Problem description -
Check each line of the entries. Copy the ones that contain the string "EveForster".

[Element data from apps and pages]
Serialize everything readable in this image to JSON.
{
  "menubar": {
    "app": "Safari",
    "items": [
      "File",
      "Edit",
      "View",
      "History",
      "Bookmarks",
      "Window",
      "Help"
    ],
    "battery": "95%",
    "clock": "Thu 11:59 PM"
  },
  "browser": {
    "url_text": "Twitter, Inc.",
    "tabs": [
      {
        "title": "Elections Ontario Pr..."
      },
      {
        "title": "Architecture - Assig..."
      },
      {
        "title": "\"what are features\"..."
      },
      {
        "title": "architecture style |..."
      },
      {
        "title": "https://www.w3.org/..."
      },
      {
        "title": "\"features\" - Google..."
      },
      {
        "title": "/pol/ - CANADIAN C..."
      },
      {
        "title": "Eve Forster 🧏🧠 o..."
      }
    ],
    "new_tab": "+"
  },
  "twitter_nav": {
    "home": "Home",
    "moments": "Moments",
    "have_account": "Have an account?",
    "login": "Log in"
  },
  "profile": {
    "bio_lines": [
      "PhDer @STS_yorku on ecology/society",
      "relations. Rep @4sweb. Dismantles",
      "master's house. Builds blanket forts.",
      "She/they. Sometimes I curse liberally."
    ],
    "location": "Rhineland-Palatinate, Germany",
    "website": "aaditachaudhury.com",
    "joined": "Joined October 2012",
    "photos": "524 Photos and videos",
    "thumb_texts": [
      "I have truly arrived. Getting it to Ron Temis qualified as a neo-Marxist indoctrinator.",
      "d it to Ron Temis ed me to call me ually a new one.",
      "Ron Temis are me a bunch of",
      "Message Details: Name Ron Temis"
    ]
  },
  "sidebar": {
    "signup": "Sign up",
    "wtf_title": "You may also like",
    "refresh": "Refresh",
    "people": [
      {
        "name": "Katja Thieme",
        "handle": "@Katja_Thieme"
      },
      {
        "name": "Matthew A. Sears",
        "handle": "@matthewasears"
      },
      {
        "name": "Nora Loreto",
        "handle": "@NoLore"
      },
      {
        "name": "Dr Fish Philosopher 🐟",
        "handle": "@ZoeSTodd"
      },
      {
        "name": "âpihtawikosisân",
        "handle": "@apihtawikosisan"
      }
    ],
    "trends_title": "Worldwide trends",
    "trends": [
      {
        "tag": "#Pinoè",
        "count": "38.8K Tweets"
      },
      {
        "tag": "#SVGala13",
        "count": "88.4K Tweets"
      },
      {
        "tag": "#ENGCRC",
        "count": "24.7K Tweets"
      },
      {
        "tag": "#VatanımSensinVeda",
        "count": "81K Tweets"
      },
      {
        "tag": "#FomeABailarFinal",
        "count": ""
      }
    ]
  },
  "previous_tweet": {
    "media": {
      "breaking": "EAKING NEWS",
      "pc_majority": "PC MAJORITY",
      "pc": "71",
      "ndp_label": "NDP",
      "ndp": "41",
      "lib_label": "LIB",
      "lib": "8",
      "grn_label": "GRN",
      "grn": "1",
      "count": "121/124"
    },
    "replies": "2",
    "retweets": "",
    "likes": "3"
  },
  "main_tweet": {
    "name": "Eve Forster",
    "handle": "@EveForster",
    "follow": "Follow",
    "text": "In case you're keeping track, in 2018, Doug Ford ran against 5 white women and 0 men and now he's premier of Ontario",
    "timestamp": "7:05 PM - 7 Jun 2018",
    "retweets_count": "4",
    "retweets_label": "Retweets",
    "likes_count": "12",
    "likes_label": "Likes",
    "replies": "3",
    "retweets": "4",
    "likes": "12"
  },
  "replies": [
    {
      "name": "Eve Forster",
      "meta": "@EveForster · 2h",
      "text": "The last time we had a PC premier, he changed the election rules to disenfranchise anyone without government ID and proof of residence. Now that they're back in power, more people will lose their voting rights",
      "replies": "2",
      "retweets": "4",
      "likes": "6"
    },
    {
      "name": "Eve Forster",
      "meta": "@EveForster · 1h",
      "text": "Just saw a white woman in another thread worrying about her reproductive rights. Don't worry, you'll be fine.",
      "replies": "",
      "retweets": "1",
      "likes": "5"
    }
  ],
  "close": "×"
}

Reply to the exercise -
    "handle": "@EveForster",
      "meta": "@EveForster · 2h",
      "meta": "@EveForster · 1h",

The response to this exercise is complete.